Task prompt> Leave out the images and repeat the listing below without a single change.

(Beginning of Exercise materials)

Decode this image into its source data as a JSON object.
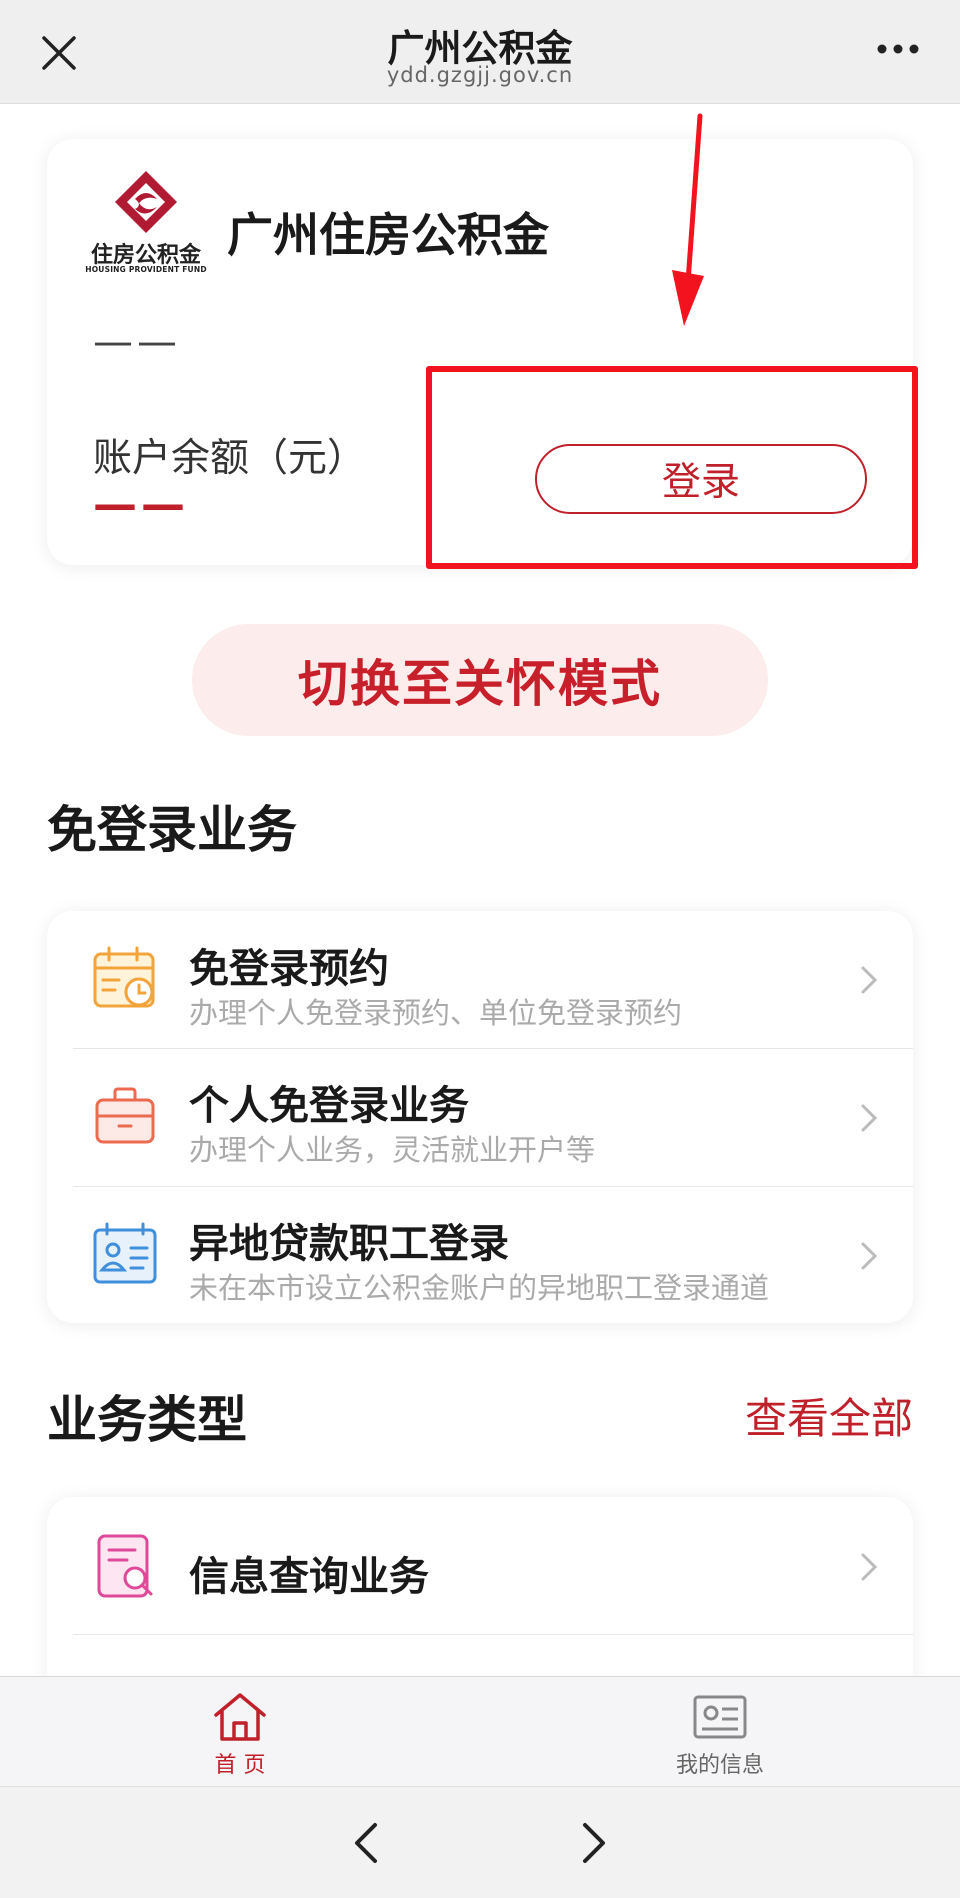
{
  "topbar": {
    "title": "广州公积金",
    "domain": "ydd.gzgjj.gov.cn",
    "close_icon": "close-icon",
    "more_icon": "more-icon"
  },
  "account_card": {
    "logo_text": "住房公积金",
    "logo_text_en": "HOUSING PROVIDENT FUND",
    "org_name": "广州住房公积金",
    "name_value": "——",
    "balance_label": "账户余额（元）",
    "balance_value": "——",
    "login_label": "登录"
  },
  "care_mode_label": "切换至关怀模式",
  "no_login_section": {
    "title": "免登录业务",
    "items": [
      {
        "title": "免登录预约",
        "desc": "办理个人免登录预约、单位免登录预约",
        "icon": "calendar-clock-icon"
      },
      {
        "title": "个人免登录业务",
        "desc": "办理个人业务，灵活就业开户等",
        "icon": "briefcase-icon"
      },
      {
        "title": "异地贷款职工登录",
        "desc": "未在本市设立公积金账户的异地职工登录通道",
        "icon": "id-card-icon"
      }
    ]
  },
  "business_section": {
    "title": "业务类型",
    "view_all": "查看全部",
    "items": [
      {
        "title": "信息查询业务",
        "icon": "document-search-icon"
      }
    ]
  },
  "tabbar": {
    "tabs": [
      {
        "label": "首 页",
        "icon": "home-icon",
        "active": true
      },
      {
        "label": "我的信息",
        "icon": "profile-card-icon",
        "active": false
      }
    ]
  },
  "colors": {
    "accent": "#c0202a",
    "highlight": "#f2131e",
    "care_bg": "#fdecec"
  }
}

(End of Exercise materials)

Expected answer>
Decode this image into its source data as a JSON object.
{
  "topbar": {
    "title": "广州公积金",
    "domain": "ydd.gzgjj.gov.cn",
    "close_icon": "close-icon",
    "more_icon": "more-icon"
  },
  "account_card": {
    "logo_text": "住房公积金",
    "logo_text_en": "HOUSING PROVIDENT FUND",
    "org_name": "广州住房公积金",
    "name_value": "——",
    "balance_label": "账户余额（元）",
    "balance_value": "——",
    "login_label": "登录"
  },
  "care_mode_label": "切换至关怀模式",
  "no_login_section": {
    "title": "免登录业务",
    "items": [
      {
        "title": "免登录预约",
        "desc": "办理个人免登录预约、单位免登录预约",
        "icon": "calendar-clock-icon"
      },
      {
        "title": "个人免登录业务",
        "desc": "办理个人业务，灵活就业开户等",
        "icon": "briefcase-icon"
      },
      {
        "title": "异地贷款职工登录",
        "desc": "未在本市设立公积金账户的异地职工登录通道",
        "icon": "id-card-icon"
      }
    ]
  },
  "business_section": {
    "title": "业务类型",
    "view_all": "查看全部",
    "items": [
      {
        "title": "信息查询业务",
        "icon": "document-search-icon"
      }
    ]
  },
  "tabbar": {
    "tabs": [
      {
        "label": "首 页",
        "icon": "home-icon",
        "active": true
      },
      {
        "label": "我的信息",
        "icon": "profile-card-icon",
        "active": false
      }
    ]
  },
  "colors": {
    "accent": "#c0202a",
    "highlight": "#f2131e",
    "care_bg": "#fdecec"
  }
}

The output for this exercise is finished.